What do people and boxes all have in common? According to the performance artists in Whoop Dee Doo’s interactive art installation “Have You Seen the Ghost of John?”, the answer is the right to fall in love. Although the show was held in collaboration with Macon Reed’s “On World-Making: Context, Narrative, Myth and Truth” class at Amherst, it was only through the whispers of a few keen individuals that I was able to hear about the project and secure a spot at one of the three same-day showings which were held on the third floor of Fayerweather Hall.
While these might sound like a strange assortment of individuals and items to premise an entire show around, Whoop Dee Doo makes a point of embracing the absurd. For over a decade, the travelling and performance-based project has explored what it means to make meaningful and unique community-based art. For this project, that includes enlisting local artists to create a bizarre world of bright colors, transcendental sounds and experimental theater elements.
The performance art leanings of the project prove the mission of Whoop Dee Doo unique enough; however it is the limited show runs and community-based focus that truly make the project notable. There is an element of ephemerality that characterizes Whoop Dee Doo and its works: the production is preceded by little fanfare and hardly more than a Facebook page advertising the upcoming spectacle.
This third floor corner of Fayerweather is a floor rarely seen by even the most studious of art students who may consider themselves regulars of the hall. However, on April 12, the warm attic space of the floor was packed with assorted community members from the five colleges, alongside many artists from the greater Amherst community.
A docent dressed as a cardboard box ushered small groups into a classroom that had been flipped to embody the image of a futuristic haunted attic. Towering stacks of cardboard boxes flanked the sides of a makeshift stage emblazoned with a monochromatic “Whoop Dee Doo” logo. The letters reflected onto the foggy metallic floor below it, littered loosely by packing peanuts. The space was tight, and silence washed over the seated audience in anticipation of a host. However, the only cue the show had begun was the complete cutting of the lights. With a flash, the lights returned in a burning red, as the flaps of the cardboard boxes opened in unison. From each hole, a sheet ghost popped out its head and began to sing an eerie a cappella rendition of the old children’s song “Have You Seen the Ghost of John?” for which the show was named.

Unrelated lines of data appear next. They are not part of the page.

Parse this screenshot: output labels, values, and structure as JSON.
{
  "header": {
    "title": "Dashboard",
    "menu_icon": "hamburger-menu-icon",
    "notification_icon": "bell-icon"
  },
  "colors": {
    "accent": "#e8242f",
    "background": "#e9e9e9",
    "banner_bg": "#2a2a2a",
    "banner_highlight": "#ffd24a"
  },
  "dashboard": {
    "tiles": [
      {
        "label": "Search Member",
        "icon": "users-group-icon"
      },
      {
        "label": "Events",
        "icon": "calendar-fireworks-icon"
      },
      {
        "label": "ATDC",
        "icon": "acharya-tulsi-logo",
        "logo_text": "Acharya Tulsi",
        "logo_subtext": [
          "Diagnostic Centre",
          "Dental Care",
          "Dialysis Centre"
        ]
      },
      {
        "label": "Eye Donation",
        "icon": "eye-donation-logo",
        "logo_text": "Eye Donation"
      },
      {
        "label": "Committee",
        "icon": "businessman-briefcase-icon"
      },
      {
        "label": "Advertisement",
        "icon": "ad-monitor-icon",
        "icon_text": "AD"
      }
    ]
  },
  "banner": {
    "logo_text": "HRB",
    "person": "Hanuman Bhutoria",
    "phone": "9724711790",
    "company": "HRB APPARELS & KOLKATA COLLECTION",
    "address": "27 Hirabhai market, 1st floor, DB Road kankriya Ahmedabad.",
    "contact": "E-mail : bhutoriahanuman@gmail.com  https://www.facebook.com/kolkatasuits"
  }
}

At the end of the song, the flaps closed, and the lights were cut once more. The lights blinked back on in a fluttering of pink and blue which left a blurry patchwork on the reflective floor, lighting the room from above and below. A set of boxes cleared away to reveal a falling curtain and a “2001: A Space Odyssey”-inspired display constructed entirely of cardboard. Two figures draped in tin-foil clothing with cardboard boxes for heads sat in front of a picturesque window, revealing a cartoon-y universe of stars as they conversed about the potential whereabouts of the ghost of John.
The remainder of the show passed through skits like these, phasing through a series of dancers and another round of singing ghosts. The turning point of the show came after a pause of darkness when a man popped out of a cardboard coffin toting a white Fender electric guitar while sporting fuzzy black hair and round, wire-rimmed glasses.
“It’s me, the ghost of John,” he paused, as he announced himself in a feigned British accent, “Lennon.” He went on to perform a song titled “Boxy Lady” about boxes falling in love. The tune was admittedly a catchy success with the audience, even though the British accent disappeared as soon as the song began. Despite that being the climax of the show, it was the most stripped-back and traditional performance of the evening. While most performance artworks maintain an air of earnestness that is frowned upon to laugh at, in this moment the audience was clearly invited to enjoy the comedic nature of the spectacle.
“Boxy Lady” was emphasized by the penultimate skit which featured two boxes engaged in a wedding ceremony as an organ rendition of Richard Wagner’s ever-familiar “Bridal Chorus” played. A priest humorously ordained the ceremony between the two partners, asking, “Box, will you take Box to be your loyally wedded box? And Box, will you take Box to be your loyally wedded box?”
The show concluded with the return of the singing sheet ghosts who covered Kehlani’s “Honey,” the lyrics of which were cleverly reworded to be box-centric puns. Confetti fell from the ceiling, turning the room into the site of a wedding reception. The audience left the space feeling as if they had witnessed some act of love, despite the curious experimental elements and the lack of narrative that marked the short performance. While perhaps not the explicit point of the performance, in some way, the audience had witnessed an act of love. Whoop Dee Doo had met its mission of bringing together a diverse group of creators who had shared their collective passions in an art piece centered on the joy of community.
Like any good performance piece, the meaning of “Have You Seen the Ghost of John?” is highly contentious and the verdict is still out on whether the performance is a bizarre tribute to cardboard and John Lennon, the absurdities of love, both or perhaps neither. Regardless of intent, the piece was immensely enjoyed by the audience, myself included. While the performance lasted no more than 20 minutes, the work of Whoop Dee Doo has certainly left a lasting impression. As it turns out, bringing together the community to celebrate the life and love of cardboard boxes as soundtracked by the ghost of John Lennon is exactly what the Amherst community needed.